CMU has never been more needed than in this pandemic, which is a health crisis, but also is an economic environment with low growth and rising unemployment.
Capital markets can help the economy adjust to sustainability challenges.
Sustainable projects have to find market funding and so benefit from access to a deep and liquid market for green bonds with large active capital market players ready to step in.
Moreover, capital markets can provide targeted funding for firms that aim to innovate or to grow sustainably, which will promote Europe’s global competitiveness.
The new CMU Action Plan is a broad combination of 16 measures to enable the development and integration of capital markets.
Let me point to some of the most important ones:
First, integrated capital markets can provide companies with more equity and equity-like funding, so there is a better overall funding mix.
Given banks’ declining capacity to provide credit and rising corporate debt levels, firms need to tap equity and other capital market instruments for their financing.
More equity funding will also help better absorb the long-term damage of structural shocks, such as a pandemic.

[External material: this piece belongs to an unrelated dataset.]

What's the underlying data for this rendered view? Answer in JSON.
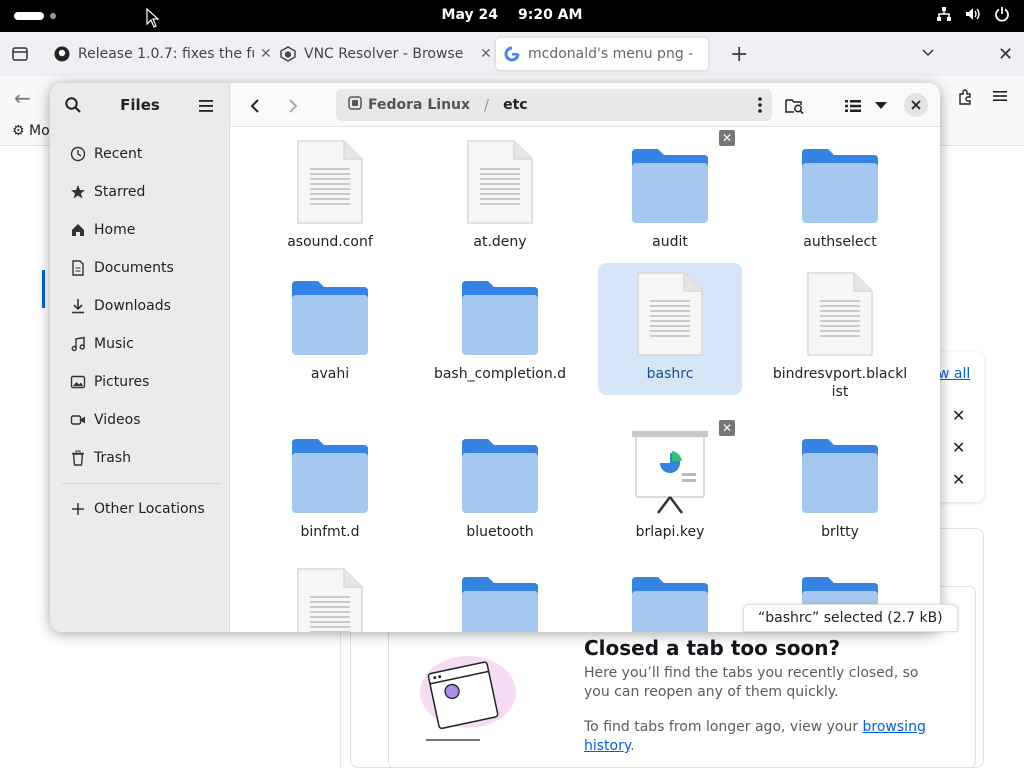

We will continue efforts to reduce the cost of access to capital markets for SMEs.
Second, capital markets must provide citizens with more and better investment opportunities to benefit from the structural changes that our economy is undergoing.
For instance, they should have access to better long-term returns on pension schemes or more resources for a more sustainable and circular economy.
We want to make Europe a more transparent and cost-effective place for retail investors.
That means reducing informational overload, improving the quality of disclosure and increasing the quality of investment advice.
Moreover, capital markets can boost sustainable investments and enable an environment in which large amounts of capital can be mobilised to achieve climate objectives.
Last but not least, capital markets are a priority for the stability of our financial system during systemic shocks, like this pandemic.
Ladies and gentlemen,
Recent news on vaccine trials suggests that there is light at the end of the tunnel.
But, as much as we hope never to experience an event like this again, we cannot afford to be caught unprepared.
When addressing the major challenges that lie ahead, we are faced with some tough choices – especially about where we direct future financing and investment.
I would like to be very clear that the Covid-19 crisis cannot be used as an excuse to delay addressing climate and environmental challenges.
But we can map our way out of the crisis and into recovery.
If we get it right, we’ll embrace enormous transformational opportunities by making sure we channel investments into companies that can deliver on our green and sustainable objectives.
Change is coming.
We need to embrace the opportunities it will bring.